Frank Lloyd Wright's Pope-Leighey House
The Pope-Leighey House tells the story of Frank Lloyd Wright's innovative designs for modestly-sized and affordable single-family "Usonian" houses and how two families adapted this dwelling to fit their mid-20th century lifestyles. The Pope-Leighey House sits on the grounds of Historic Woodlawn and is open Friday through Monday (March through December only), offering guided tours every half hour from noon until 4 pm.
Facts and Tips About the Pope-Leighey House
1. Time your tour accordingly
Due to the small interiors at Pope-Leighey and the popularity of the tour, tours are limited to no more than 16 visitors per group and therefore, there tends to be a longer waiting time on weekends. The last tour of the day is almost always sold out. We suggest you plan to arrive earlier in the day on weekends.
2. Usonian Vision
During the 1930s, Frank Lloyd Wright set his formidable attention towards designing affordable middle-class residences. More than 100 of these modest homes, referred to as Usonian, thought to mean "the United States of North America," were constructed between 1936 and Wright's death in 1959, including the Pope-Leighey house (1940).
3. Au Naturel
Wright's innovative use of four natural materials created a sense of a large, more spacious abode, in only 1,200 square feet. Wright was considered a master of tying the house to the environment, something that he liked to call "organic architecture."
4. Journey to Woodlawn
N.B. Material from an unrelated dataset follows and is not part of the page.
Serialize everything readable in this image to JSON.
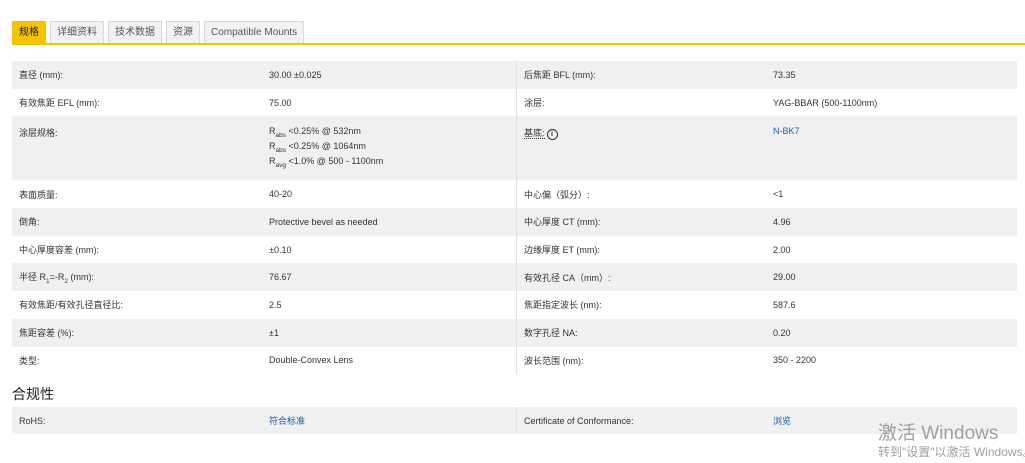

Commissioned in 1939 by Loren Pope, a journalist in Falls Church, the residence was sold to Robert and Marjorie Leighey in 1946. The house was in the path of an expansion of Highway 66, so in an effort to preserve the building, Mrs. Leighey gave the property to the National Trust, which relocated it to nearby Woodlawn and granted her lifetime tenancy.